═══ DATA EXTRACT ═══
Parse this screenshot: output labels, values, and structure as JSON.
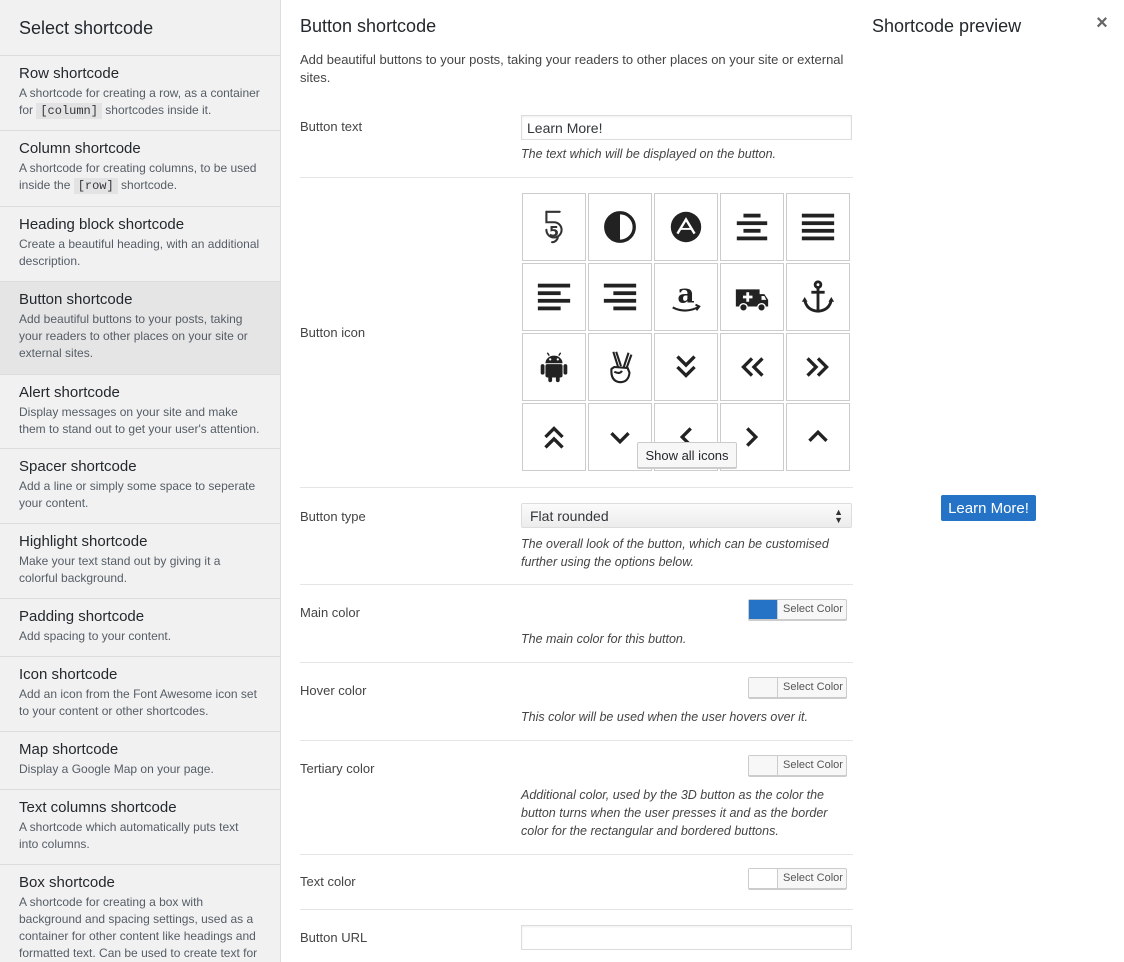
{
  "sidebar": {
    "title": "Select shortcode",
    "items": [
      {
        "name": "Row shortcode",
        "desc_before": "A shortcode for creating a row, as a container for ",
        "code": "[column]",
        "desc_after": " shortcodes inside it."
      },
      {
        "name": "Column shortcode",
        "desc_before": "A shortcode for creating columns, to be used inside the ",
        "code": "[row]",
        "desc_after": " shortcode."
      },
      {
        "name": "Heading block shortcode",
        "desc": "Create a beautiful heading, with an additional description."
      },
      {
        "name": "Button shortcode",
        "desc": "Add beautiful buttons to your posts, taking your readers to other places on your site or external sites."
      },
      {
        "name": "Alert shortcode",
        "desc": "Display messages on your site and make them to stand out to get your user's attention."
      },
      {
        "name": "Spacer shortcode",
        "desc": "Add a line or simply some space to seperate your content."
      },
      {
        "name": "Highlight shortcode",
        "desc": "Make your text stand out by giving it a colorful background."
      },
      {
        "name": "Padding shortcode",
        "desc": "Add spacing to your content."
      },
      {
        "name": "Icon shortcode",
        "desc": "Add an icon from the Font Awesome icon set to your content or other shortcodes."
      },
      {
        "name": "Map shortcode",
        "desc": "Display a Google Map on your page."
      },
      {
        "name": "Text columns shortcode",
        "desc": "A shortcode which automatically puts text into columns."
      },
      {
        "name": "Box shortcode",
        "desc": "A shortcode for creating a box with background and spacing settings, used as a container for other content like headings and formatted text. Can be used to create text for"
      }
    ]
  },
  "main": {
    "title": "Button shortcode",
    "description": "Add beautiful buttons to your posts, taking your readers to other places on your site or external sites.",
    "button_text": {
      "label": "Button text",
      "value": "Learn More!",
      "hint": "The text which will be displayed on the button."
    },
    "button_icon": {
      "label": "Button icon",
      "show_all_label": "Show all icons",
      "icons": [
        "html5-icon",
        "adjust-icon",
        "chevron-circle-up-icon",
        "align-center-icon",
        "align-justify-icon",
        "align-left-icon",
        "align-right-icon",
        "amazon-icon",
        "ambulance-icon",
        "anchor-icon",
        "android-icon",
        "victory-hand-icon",
        "double-chevron-down-icon",
        "double-chevron-left-icon",
        "double-chevron-right-icon",
        "double-chevron-up-icon",
        "chevron-down-icon",
        "chevron-left-icon",
        "chevron-right-icon",
        "chevron-up-icon"
      ]
    },
    "button_type": {
      "label": "Button type",
      "value": "Flat rounded",
      "hint": "The overall look of the button, which can be customised further using the options below."
    },
    "main_color": {
      "label": "Main color",
      "picker": "Select Color",
      "color": "#2473c6",
      "hint": "The main color for this button."
    },
    "hover_color": {
      "label": "Hover color",
      "picker": "Select Color",
      "color": "#f7f7f7",
      "hint": "This color will be used when the user hovers over it."
    },
    "tertiary_color": {
      "label": "Tertiary color",
      "picker": "Select Color",
      "color": "#f7f7f7",
      "hint": "Additional color, used by the 3D button as the color the button turns when the user presses it and as the border color for the rectangular and bordered buttons."
    },
    "text_color": {
      "label": "Text color",
      "picker": "Select Color",
      "color": "#ffffff"
    },
    "button_url": {
      "label": "Button URL",
      "value": ""
    }
  },
  "preview": {
    "title": "Shortcode preview",
    "close_glyph": "×",
    "button_label": "Learn More!",
    "button_color": "#2473c6"
  }
}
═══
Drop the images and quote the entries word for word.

RESULT:
Parse this screenshot: output labels, values, and structure as JSON.
{
  "sidebar": {
    "title": "Select shortcode",
    "items": [
      {
        "name": "Row shortcode",
        "desc_before": "A shortcode for creating a row, as a container for ",
        "code": "[column]",
        "desc_after": " shortcodes inside it."
      },
      {
        "name": "Column shortcode",
        "desc_before": "A shortcode for creating columns, to be used inside the ",
        "code": "[row]",
        "desc_after": " shortcode."
      },
      {
        "name": "Heading block shortcode",
        "desc": "Create a beautiful heading, with an additional description."
      },
      {
        "name": "Button shortcode",
        "desc": "Add beautiful buttons to your posts, taking your readers to other places on your site or external sites."
      },
      {
        "name": "Alert shortcode",
        "desc": "Display messages on your site and make them to stand out to get your user's attention."
      },
      {
        "name": "Spacer shortcode",
        "desc": "Add a line or simply some space to seperate your content."
      },
      {
        "name": "Highlight shortcode",
        "desc": "Make your text stand out by giving it a colorful background."
      },
      {
        "name": "Padding shortcode",
        "desc": "Add spacing to your content."
      },
      {
        "name": "Icon shortcode",
        "desc": "Add an icon from the Font Awesome icon set to your content or other shortcodes."
      },
      {
        "name": "Map shortcode",
        "desc": "Display a Google Map on your page."
      },
      {
        "name": "Text columns shortcode",
        "desc": "A shortcode which automatically puts text into columns."
      },
      {
        "name": "Box shortcode",
        "desc": "A shortcode for creating a box with background and spacing settings, used as a container for other content like headings and formatted text. Can be used to create text for"
      }
    ]
  },
  "main": {
    "title": "Button shortcode",
    "description": "Add beautiful buttons to your posts, taking your readers to other places on your site or external sites.",
    "button_text": {
      "label": "Button text",
      "value": "Learn More!",
      "hint": "The text which will be displayed on the button."
    },
    "button_icon": {
      "label": "Button icon",
      "show_all_label": "Show all icons",
      "icons": [
        "html5-icon",
        "adjust-icon",
        "chevron-circle-up-icon",
        "align-center-icon",
        "align-justify-icon",
        "align-left-icon",
        "align-right-icon",
        "amazon-icon",
        "ambulance-icon",
        "anchor-icon",
        "android-icon",
        "victory-hand-icon",
        "double-chevron-down-icon",
        "double-chevron-left-icon",
        "double-chevron-right-icon",
        "double-chevron-up-icon",
        "chevron-down-icon",
        "chevron-left-icon",
        "chevron-right-icon",
        "chevron-up-icon"
      ]
    },
    "button_type": {
      "label": "Button type",
      "value": "Flat rounded",
      "hint": "The overall look of the button, which can be customised further using the options below."
    },
    "main_color": {
      "label": "Main color",
      "picker": "Select Color",
      "color": "#2473c6",
      "hint": "The main color for this button."
    },
    "hover_color": {
      "label": "Hover color",
      "picker": "Select Color",
      "color": "#f7f7f7",
      "hint": "This color will be used when the user hovers over it."
    },
    "tertiary_color": {
      "label": "Tertiary color",
      "picker": "Select Color",
      "color": "#f7f7f7",
      "hint": "Additional color, used by the 3D button as the color the button turns when the user presses it and as the border color for the rectangular and bordered buttons."
    },
    "text_color": {
      "label": "Text color",
      "picker": "Select Color",
      "color": "#ffffff"
    },
    "button_url": {
      "label": "Button URL",
      "value": ""
    }
  },
  "preview": {
    "title": "Shortcode preview",
    "close_glyph": "×",
    "button_label": "Learn More!",
    "button_color": "#2473c6"
  }
}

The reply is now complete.